**Directions:**
Using the listing below, report each line holding the string "Finish".

**Data listing:**
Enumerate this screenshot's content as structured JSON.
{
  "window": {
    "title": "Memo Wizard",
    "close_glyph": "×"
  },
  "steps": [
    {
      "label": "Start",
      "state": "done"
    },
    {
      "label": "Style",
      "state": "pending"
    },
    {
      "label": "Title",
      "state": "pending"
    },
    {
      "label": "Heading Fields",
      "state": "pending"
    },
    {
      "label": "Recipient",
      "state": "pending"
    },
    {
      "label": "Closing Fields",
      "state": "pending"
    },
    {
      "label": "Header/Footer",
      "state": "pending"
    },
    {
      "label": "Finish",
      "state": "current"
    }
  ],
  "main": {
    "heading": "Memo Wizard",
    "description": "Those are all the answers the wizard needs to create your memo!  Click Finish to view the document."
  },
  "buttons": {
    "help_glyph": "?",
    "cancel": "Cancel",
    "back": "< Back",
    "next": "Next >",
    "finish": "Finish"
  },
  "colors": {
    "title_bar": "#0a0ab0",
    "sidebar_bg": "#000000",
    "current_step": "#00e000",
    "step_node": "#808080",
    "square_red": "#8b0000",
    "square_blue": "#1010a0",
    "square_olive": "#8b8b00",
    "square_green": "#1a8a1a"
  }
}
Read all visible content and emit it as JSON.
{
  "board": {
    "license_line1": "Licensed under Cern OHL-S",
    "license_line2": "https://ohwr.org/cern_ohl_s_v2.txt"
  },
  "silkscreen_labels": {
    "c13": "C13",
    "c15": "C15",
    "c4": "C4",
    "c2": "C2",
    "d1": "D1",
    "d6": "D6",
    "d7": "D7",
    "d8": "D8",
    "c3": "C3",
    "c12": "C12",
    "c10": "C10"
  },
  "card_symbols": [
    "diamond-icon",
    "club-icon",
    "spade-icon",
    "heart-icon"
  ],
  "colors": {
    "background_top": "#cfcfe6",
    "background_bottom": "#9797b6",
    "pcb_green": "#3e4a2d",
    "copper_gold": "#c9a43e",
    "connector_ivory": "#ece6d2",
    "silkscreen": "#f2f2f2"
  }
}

**Response to this task:**
      "label": "Finish",
    "description": "Those are all the answers the wizard needs to create your memo!  Click Finish to view the document."
    "finish": "Finish"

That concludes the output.